Former Vice President Joe Biden’s backers joke that he must win Vigo (pronounced VEE-go) because failure might jinx his outcome nationally. Those wanting President Trump re-elected worry that not carrying the county might be a bad omen.
FLASHBACK—Me, in POLITICO Magazine in 2015: Trump County, USA
The most accurate pundits in the history of American presidential politics reside far from the Beltway, on a 403-square mile patch of land along the western border of Indiana. At the intersections of U.S. Highways 40 and 41, and off Interstate 70, you find yourself in Vigo County, with its 108,000 residents and its ho-hum county seat, Terre Haute, situated along the Wabash River.
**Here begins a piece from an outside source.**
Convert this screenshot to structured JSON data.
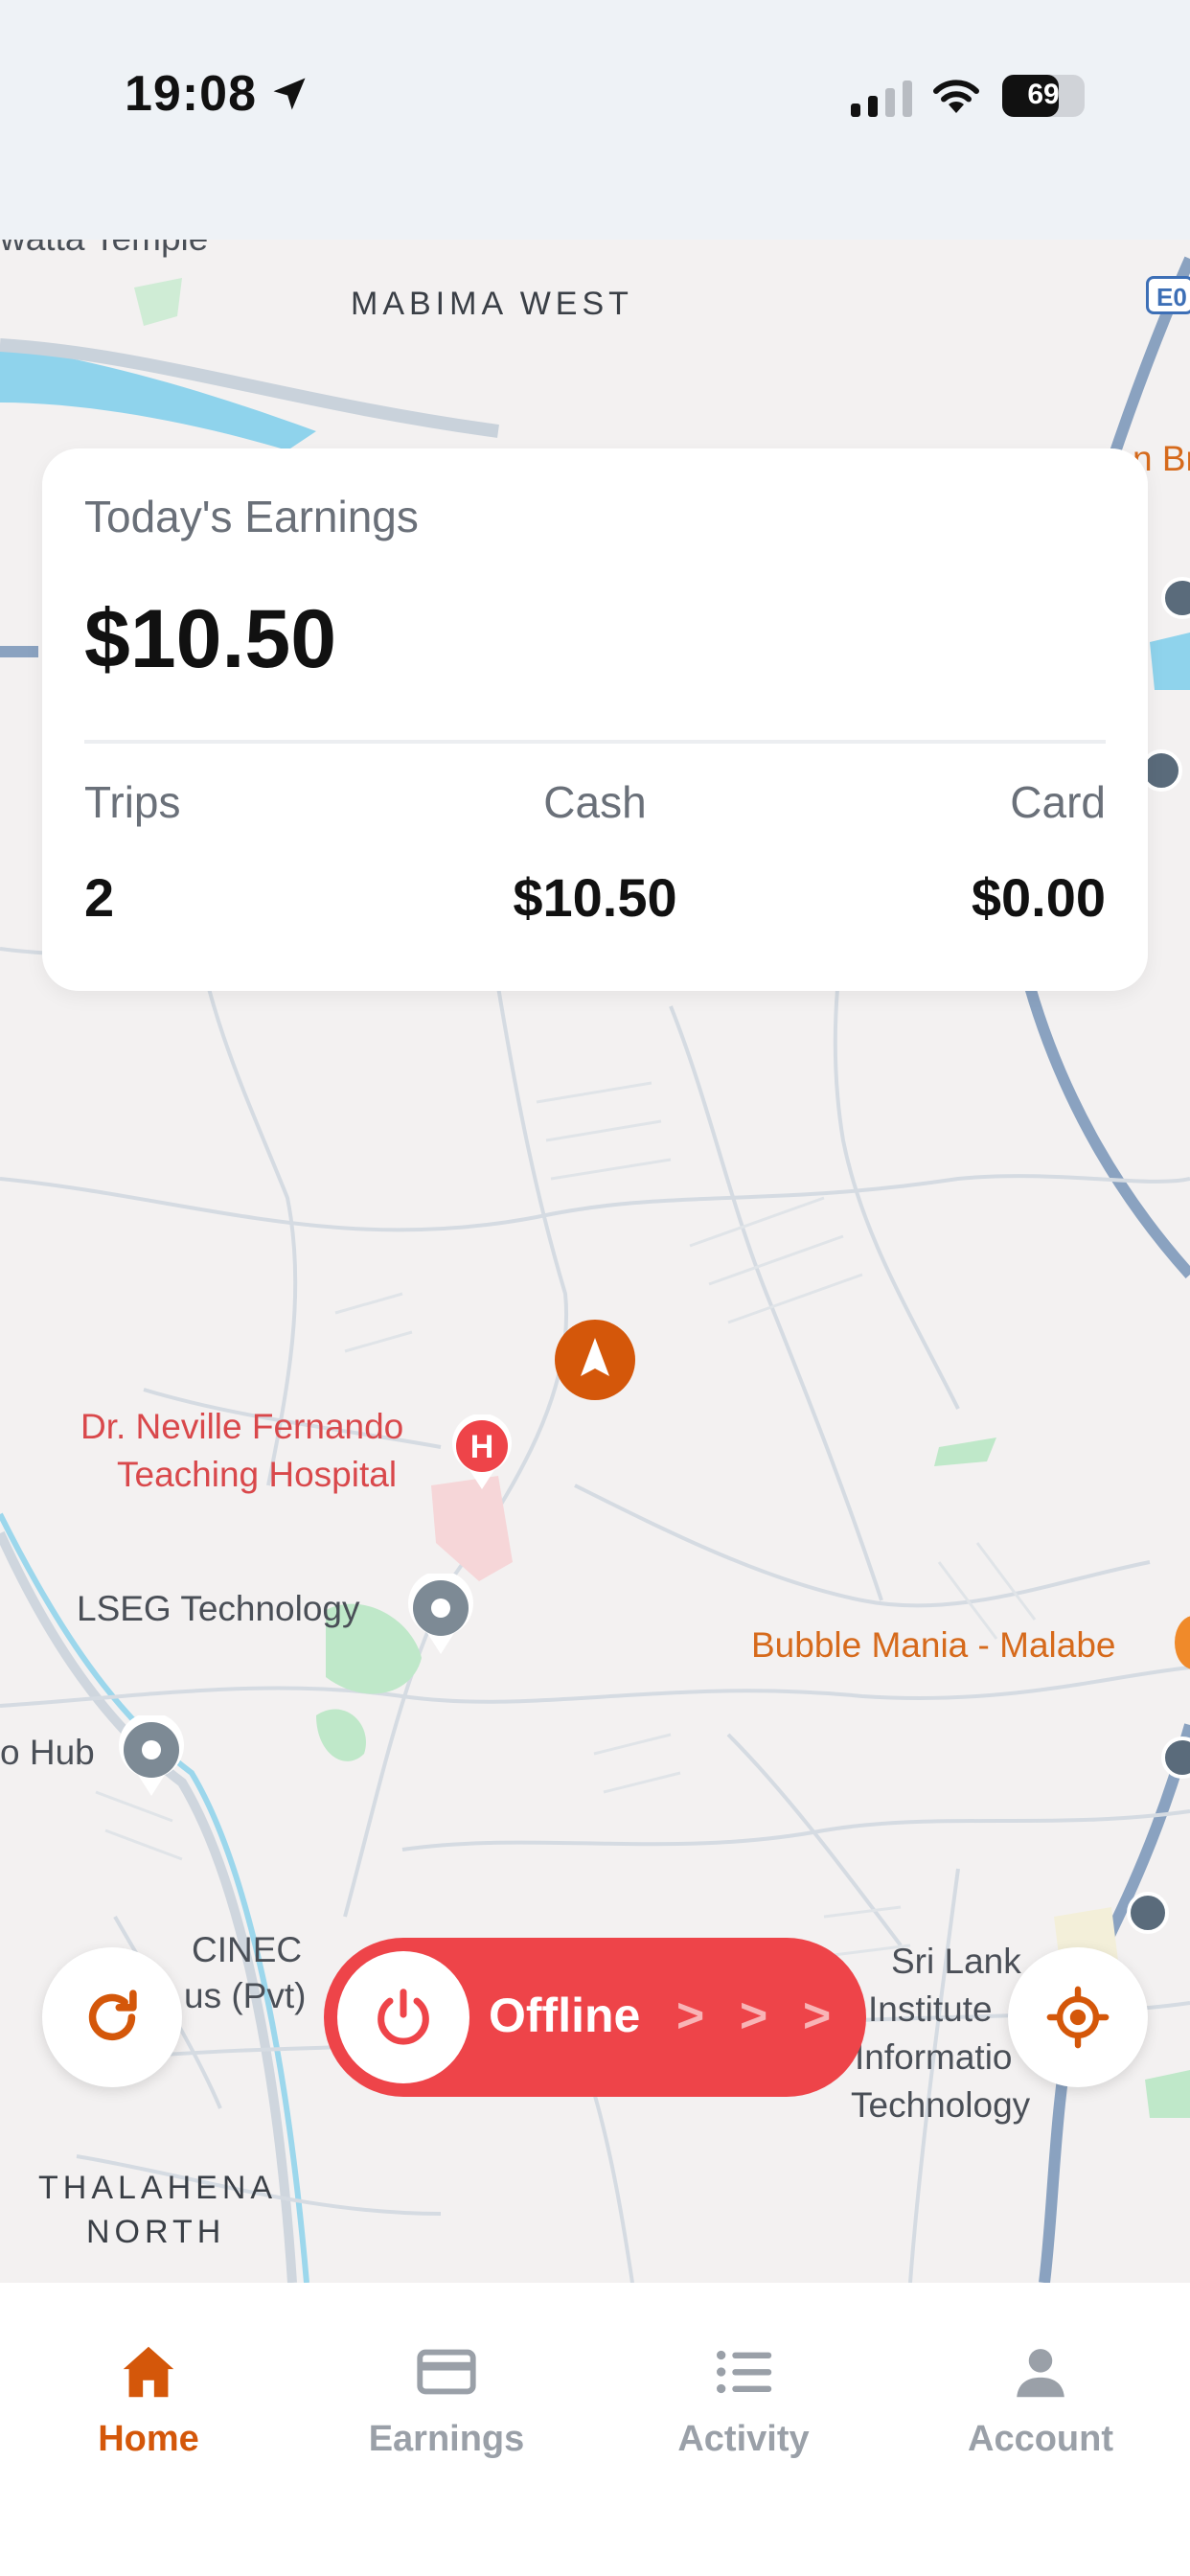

Terre Haute is the land of Clabber Girl Baking Powder—and its citizens call it the “Crossroads of America.” It’s the place where both Democratic Sen. Evan Bayh and labor leader and Social Democratic Party founder Eugene Debs were born, and home to the U.S. penitentiary where the Oklahoma City bomber Timothy McVeigh died.
And, in nearly every presidential election since 1888, voters here in this blue-collar county have selected the winning candidate, missing only twice: Once, in 1908, when they opted for Williams Jennings Bryan instead of William Howard Taft, and again in 1952, when they chose Adlai Stevenson rather than Dwight D. Eisenhower.
“It’s obviously because of our extraordinary intelligence and good sense,” said Bayh, whose father built the family’s political dynasty here. “It’s classic middle America. Small businesses. Family farms. Community schools. We care more about common sense results than we do about party labels and ideology. … You don’t get the excesses of New York or California. We keep it between the 40-yard-lines.”
By me, POLITICO Magazine: “How Anti-Mask Politics Are Scrambling Indiana’s Governor’s Race”
NOBLESVILLE, Ind. — Gunfire echoed and the acrid smell of burnt gunpowder filled the autumn air on a recent weeknight as a group of about 100 unmasked voters took turns firing on targets at Bare Arms Shooting, an outdoor gun range in this northern suburb of Indianapolis.
They arrived at this fundraiser to support Libertarian gubernatorial nominee Donald Rainwater, a candidate who was, until this summer, a total obscurity.